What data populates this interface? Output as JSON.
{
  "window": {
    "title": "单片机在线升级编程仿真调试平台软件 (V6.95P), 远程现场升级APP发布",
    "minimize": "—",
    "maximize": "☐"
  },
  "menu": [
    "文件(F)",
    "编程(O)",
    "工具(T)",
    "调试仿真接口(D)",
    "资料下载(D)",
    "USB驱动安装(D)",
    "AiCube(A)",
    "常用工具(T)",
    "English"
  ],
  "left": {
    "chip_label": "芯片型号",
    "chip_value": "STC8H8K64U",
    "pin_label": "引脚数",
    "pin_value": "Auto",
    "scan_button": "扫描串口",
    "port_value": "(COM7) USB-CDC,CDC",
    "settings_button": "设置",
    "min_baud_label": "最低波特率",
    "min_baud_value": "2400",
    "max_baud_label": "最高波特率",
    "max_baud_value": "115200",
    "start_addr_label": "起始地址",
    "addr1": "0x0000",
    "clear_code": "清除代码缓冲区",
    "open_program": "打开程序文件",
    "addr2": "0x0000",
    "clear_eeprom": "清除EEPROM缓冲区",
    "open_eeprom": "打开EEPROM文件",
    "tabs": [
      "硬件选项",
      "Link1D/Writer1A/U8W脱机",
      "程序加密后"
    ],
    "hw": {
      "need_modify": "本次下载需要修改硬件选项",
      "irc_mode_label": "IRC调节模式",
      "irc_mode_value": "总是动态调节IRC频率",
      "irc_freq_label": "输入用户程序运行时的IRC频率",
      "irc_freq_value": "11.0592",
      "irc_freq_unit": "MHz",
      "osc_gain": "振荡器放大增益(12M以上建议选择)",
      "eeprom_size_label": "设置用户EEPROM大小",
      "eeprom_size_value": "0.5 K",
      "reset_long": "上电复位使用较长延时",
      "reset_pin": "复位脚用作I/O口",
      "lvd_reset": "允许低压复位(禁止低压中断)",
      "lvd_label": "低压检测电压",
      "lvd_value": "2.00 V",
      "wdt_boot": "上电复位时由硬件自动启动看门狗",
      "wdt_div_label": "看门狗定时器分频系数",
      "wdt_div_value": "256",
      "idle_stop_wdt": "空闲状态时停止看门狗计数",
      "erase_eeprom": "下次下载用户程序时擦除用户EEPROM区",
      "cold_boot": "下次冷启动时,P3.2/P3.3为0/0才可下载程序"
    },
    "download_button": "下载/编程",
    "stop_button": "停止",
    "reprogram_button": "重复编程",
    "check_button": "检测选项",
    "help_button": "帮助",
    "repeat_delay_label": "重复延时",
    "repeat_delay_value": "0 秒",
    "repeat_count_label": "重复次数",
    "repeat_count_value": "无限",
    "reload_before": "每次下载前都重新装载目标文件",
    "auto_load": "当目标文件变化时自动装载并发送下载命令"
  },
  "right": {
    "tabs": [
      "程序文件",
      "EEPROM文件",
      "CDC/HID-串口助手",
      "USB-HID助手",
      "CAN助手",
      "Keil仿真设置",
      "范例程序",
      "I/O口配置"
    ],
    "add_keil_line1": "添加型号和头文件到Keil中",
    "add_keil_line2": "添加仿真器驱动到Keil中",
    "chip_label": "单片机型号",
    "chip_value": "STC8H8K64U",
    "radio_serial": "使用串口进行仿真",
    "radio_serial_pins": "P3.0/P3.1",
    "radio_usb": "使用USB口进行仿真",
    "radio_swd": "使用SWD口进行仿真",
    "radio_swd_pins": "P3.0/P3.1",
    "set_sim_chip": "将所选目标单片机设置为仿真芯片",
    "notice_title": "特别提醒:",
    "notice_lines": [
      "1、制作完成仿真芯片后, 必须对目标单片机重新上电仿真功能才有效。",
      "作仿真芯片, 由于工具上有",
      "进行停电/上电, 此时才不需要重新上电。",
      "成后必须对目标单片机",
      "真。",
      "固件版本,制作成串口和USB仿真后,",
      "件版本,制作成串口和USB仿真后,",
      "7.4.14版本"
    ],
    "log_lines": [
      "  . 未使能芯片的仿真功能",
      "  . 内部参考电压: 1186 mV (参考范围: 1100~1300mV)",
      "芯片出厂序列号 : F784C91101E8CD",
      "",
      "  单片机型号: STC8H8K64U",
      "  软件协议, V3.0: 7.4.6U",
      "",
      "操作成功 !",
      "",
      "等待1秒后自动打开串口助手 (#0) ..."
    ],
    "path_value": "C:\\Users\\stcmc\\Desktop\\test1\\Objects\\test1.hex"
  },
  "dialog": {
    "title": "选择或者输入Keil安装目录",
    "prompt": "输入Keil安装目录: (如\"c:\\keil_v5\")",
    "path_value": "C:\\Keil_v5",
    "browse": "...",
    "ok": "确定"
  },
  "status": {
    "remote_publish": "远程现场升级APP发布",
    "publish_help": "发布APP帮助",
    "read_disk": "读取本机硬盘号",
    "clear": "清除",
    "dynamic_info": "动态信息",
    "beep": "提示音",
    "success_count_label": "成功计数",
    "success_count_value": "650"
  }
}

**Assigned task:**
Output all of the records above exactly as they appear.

**Result of the task:**
What data populates this interface? Output as JSON.
{
  "window": {
    "title": "单片机在线升级编程仿真调试平台软件 (V6.95P), 远程现场升级APP发布",
    "minimize": "—",
    "maximize": "☐"
  },
  "menu": [
    "文件(F)",
    "编程(O)",
    "工具(T)",
    "调试仿真接口(D)",
    "资料下载(D)",
    "USB驱动安装(D)",
    "AiCube(A)",
    "常用工具(T)",
    "English"
  ],
  "left": {
    "chip_label": "芯片型号",
    "chip_value": "STC8H8K64U",
    "pin_label": "引脚数",
    "pin_value": "Auto",
    "scan_button": "扫描串口",
    "port_value": "(COM7) USB-CDC,CDC",
    "settings_button": "设置",
    "min_baud_label": "最低波特率",
    "min_baud_value": "2400",
    "max_baud_label": "最高波特率",
    "max_baud_value": "115200",
    "start_addr_label": "起始地址",
    "addr1": "0x0000",
    "clear_code": "清除代码缓冲区",
    "open_program": "打开程序文件",
    "addr2": "0x0000",
    "clear_eeprom": "清除EEPROM缓冲区",
    "open_eeprom": "打开EEPROM文件",
    "tabs": [
      "硬件选项",
      "Link1D/Writer1A/U8W脱机",
      "程序加密后"
    ],
    "hw": {
      "need_modify": "本次下载需要修改硬件选项",
      "irc_mode_label": "IRC调节模式",
      "irc_mode_value": "总是动态调节IRC频率",
      "irc_freq_label": "输入用户程序运行时的IRC频率",
      "irc_freq_value": "11.0592",
      "irc_freq_unit": "MHz",
      "osc_gain": "振荡器放大增益(12M以上建议选择)",
      "eeprom_size_label": "设置用户EEPROM大小",
      "eeprom_size_value": "0.5 K",
      "reset_long": "上电复位使用较长延时",
      "reset_pin": "复位脚用作I/O口",
      "lvd_reset": "允许低压复位(禁止低压中断)",
      "lvd_label": "低压检测电压",
      "lvd_value": "2.00 V",
      "wdt_boot": "上电复位时由硬件自动启动看门狗",
      "wdt_div_label": "看门狗定时器分频系数",
      "wdt_div_value": "256",
      "idle_stop_wdt": "空闲状态时停止看门狗计数",
      "erase_eeprom": "下次下载用户程序时擦除用户EEPROM区",
      "cold_boot": "下次冷启动时,P3.2/P3.3为0/0才可下载程序"
    },
    "download_button": "下载/编程",
    "stop_button": "停止",
    "reprogram_button": "重复编程",
    "check_button": "检测选项",
    "help_button": "帮助",
    "repeat_delay_label": "重复延时",
    "repeat_delay_value": "0 秒",
    "repeat_count_label": "重复次数",
    "repeat_count_value": "无限",
    "reload_before": "每次下载前都重新装载目标文件",
    "auto_load": "当目标文件变化时自动装载并发送下载命令"
  },
  "right": {
    "tabs": [
      "程序文件",
      "EEPROM文件",
      "CDC/HID-串口助手",
      "USB-HID助手",
      "CAN助手",
      "Keil仿真设置",
      "范例程序",
      "I/O口配置"
    ],
    "add_keil_line1": "添加型号和头文件到Keil中",
    "add_keil_line2": "添加仿真器驱动到Keil中",
    "chip_label": "单片机型号",
    "chip_value": "STC8H8K64U",
    "radio_serial": "使用串口进行仿真",
    "radio_serial_pins": "P3.0/P3.1",
    "radio_usb": "使用USB口进行仿真",
    "radio_swd": "使用SWD口进行仿真",
    "radio_swd_pins": "P3.0/P3.1",
    "set_sim_chip": "将所选目标单片机设置为仿真芯片",
    "notice_title": "特别提醒:",
    "notice_lines": [
      "1、制作完成仿真芯片后, 必须对目标单片机重新上电仿真功能才有效。",
      "作仿真芯片, 由于工具上有",
      "进行停电/上电, 此时才不需要重新上电。",
      "成后必须对目标单片机",
      "真。",
      "固件版本,制作成串口和USB仿真后,",
      "件版本,制作成串口和USB仿真后,",
      "7.4.14版本"
    ],
    "log_lines": [
      "  . 未使能芯片的仿真功能",
      "  . 内部参考电压: 1186 mV (参考范围: 1100~1300mV)",
      "芯片出厂序列号 : F784C91101E8CD",
      "",
      "  单片机型号: STC8H8K64U",
      "  软件协议, V3.0: 7.4.6U",
      "",
      "操作成功 !",
      "",
      "等待1秒后自动打开串口助手 (#0) ..."
    ],
    "path_value": "C:\\Users\\stcmc\\Desktop\\test1\\Objects\\test1.hex"
  },
  "dialog": {
    "title": "选择或者输入Keil安装目录",
    "prompt": "输入Keil安装目录: (如\"c:\\keil_v5\")",
    "path_value": "C:\\Keil_v5",
    "browse": "...",
    "ok": "确定"
  },
  "status": {
    "remote_publish": "远程现场升级APP发布",
    "publish_help": "发布APP帮助",
    "read_disk": "读取本机硬盘号",
    "clear": "清除",
    "dynamic_info": "动态信息",
    "beep": "提示音",
    "success_count_label": "成功计数",
    "success_count_value": "650"
  }
}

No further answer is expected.